As supporters expanded access to abortion throughout the country, their efforts sometimes caused a rebellion between some doctors and nurses. When Mexico City legalized abortion in 2007, many health care workers did not follow the procedure. In Oaxaca, which legalized abortion in 2019, a group of doctors fought to abolish the law, but failed.
The backlash extends to the state legislature. Two of the country’s most powerful political parties have added provisions to the constitutions of 19 states, emphasizing the government’s efforts to protect lives from the moment of conception.
The move did not add new penalties for abortion, but it was a powerful tool to signal that anyone who did not report an abortion in these states would “make a serious mistake,” feminists said.
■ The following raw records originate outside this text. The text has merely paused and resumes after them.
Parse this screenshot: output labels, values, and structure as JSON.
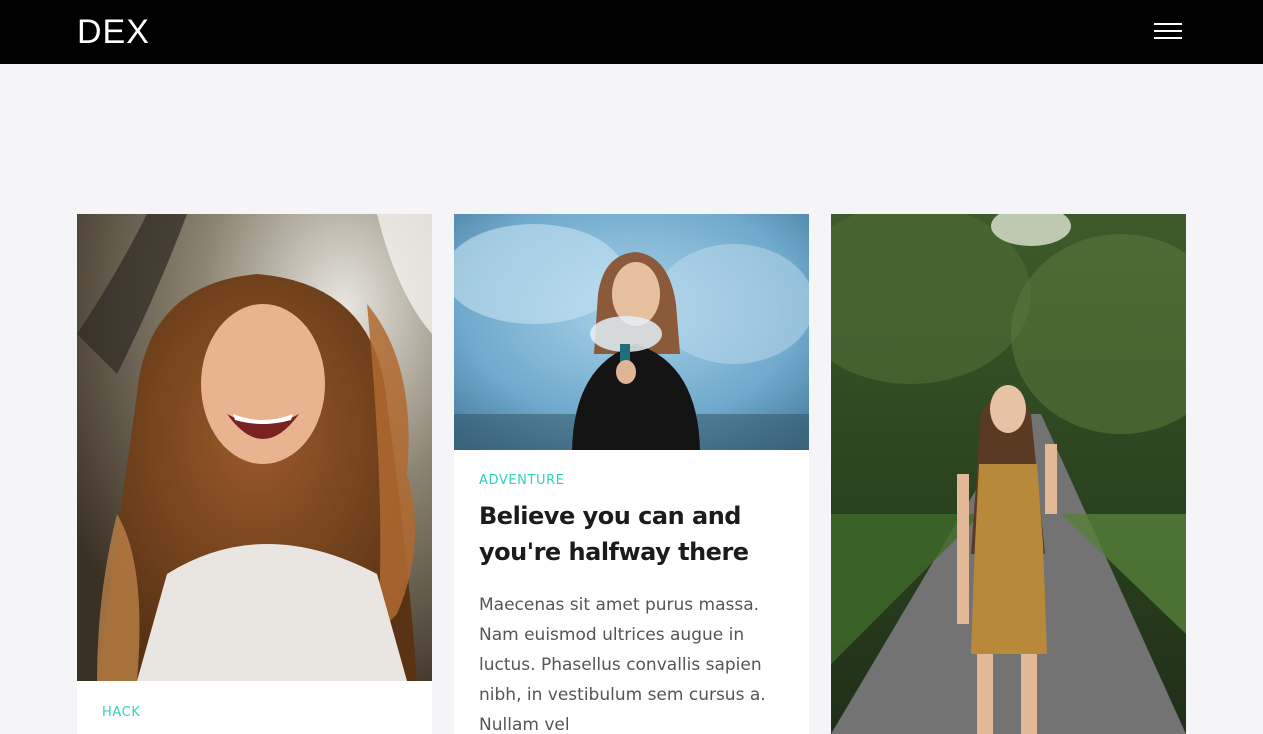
{
  "header": {
    "logo": "DEX",
    "menu_icon": "hamburger-menu-icon"
  },
  "colors": {
    "header_bg": "#000000",
    "page_bg": "#f5f5f7",
    "accent": "#2fd3b7",
    "title": "#1b1b1b",
    "body_text": "#555555"
  },
  "cards": [
    {
      "image": "photo-woman-curly-hair-laughing",
      "category": "HACK"
    },
    {
      "image": "photo-woman-blue-smoke",
      "category": "ADVENTURE",
      "title": "Believe you can and you're halfway there",
      "excerpt": "Maecenas sit amet purus massa. Nam euismod ultrices augue in luctus. Phasellus convallis sapien nibh, in vestibulum sem cursus a. Nullam vel"
    },
    {
      "image": "photo-woman-forest-road"
    }
  ]
}
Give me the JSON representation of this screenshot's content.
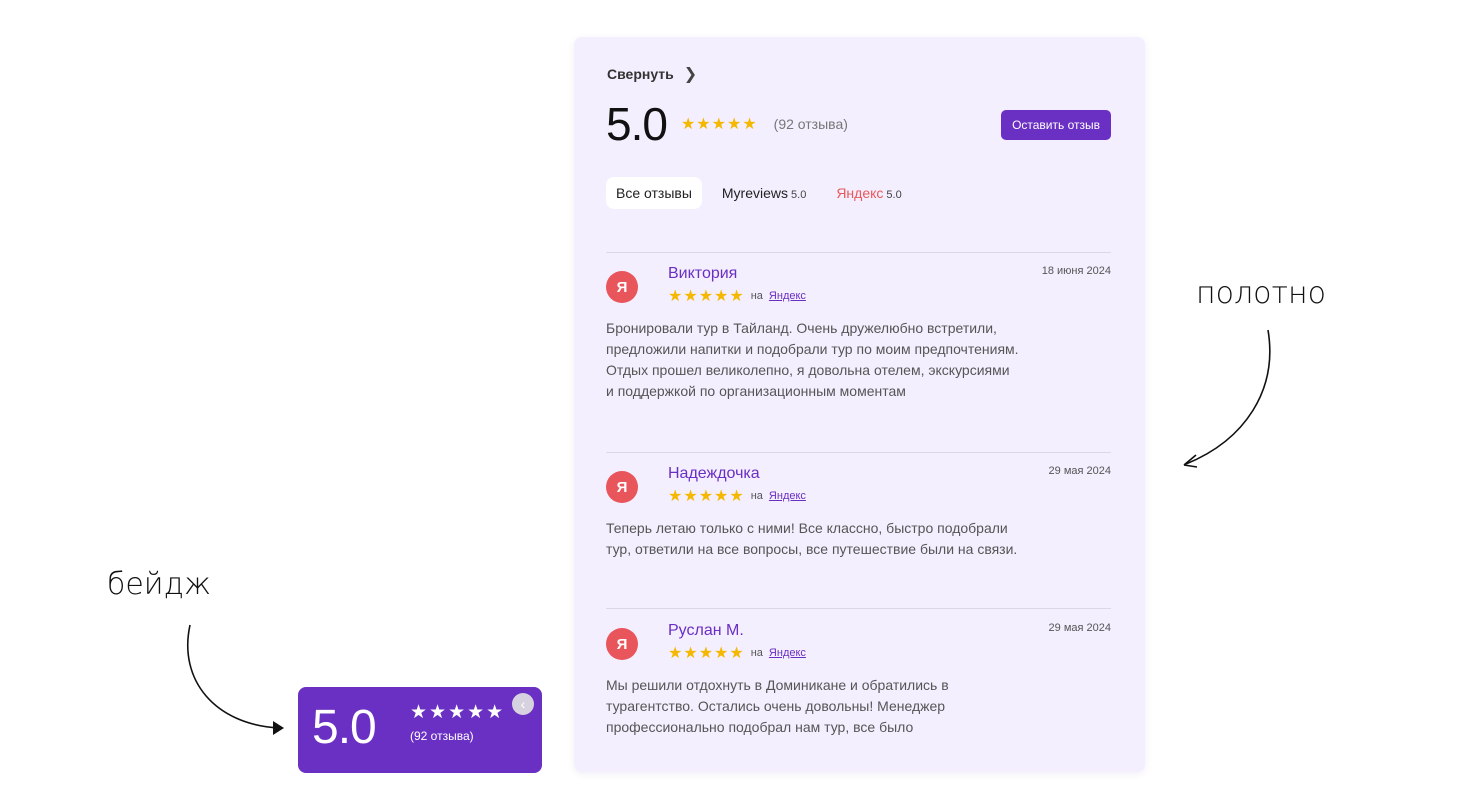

Activist Martha Lamas said. “It has affected the hearts of many.”
In another crucial ruling last week, the Supreme Court declared such provisions unconstitutional. One of the judges, Luis Maria Aguilar, vowed to protect the life of the fetal, “implicitly what they are doing to the human rights of others, in this case women. It’s about imposing restrictions. “
Garcia says she’s still afraid, despite the court’s actions. She lives in Guanajuato, home of the conservative PAN Party, where local politicians have emerged strongly against the decision to decriminalize abortion.
Soon, Garcia lives with her conservative relatives and is afraid they will kick her out.
Before she left the hospital, Garcia said she was told to take off her clothes for examination. A social worker then came into the room and requested her home address and other personal information so that the hospital could report her to the authorities.
She says she hasn’t been able to sleep all night since visiting the emergency room.
“It’s a daily anguish,” she said. “As soon as my dog begins to bark, I begin to tremble, I begin to think it’s them, it’s over, I’ll face accusations.”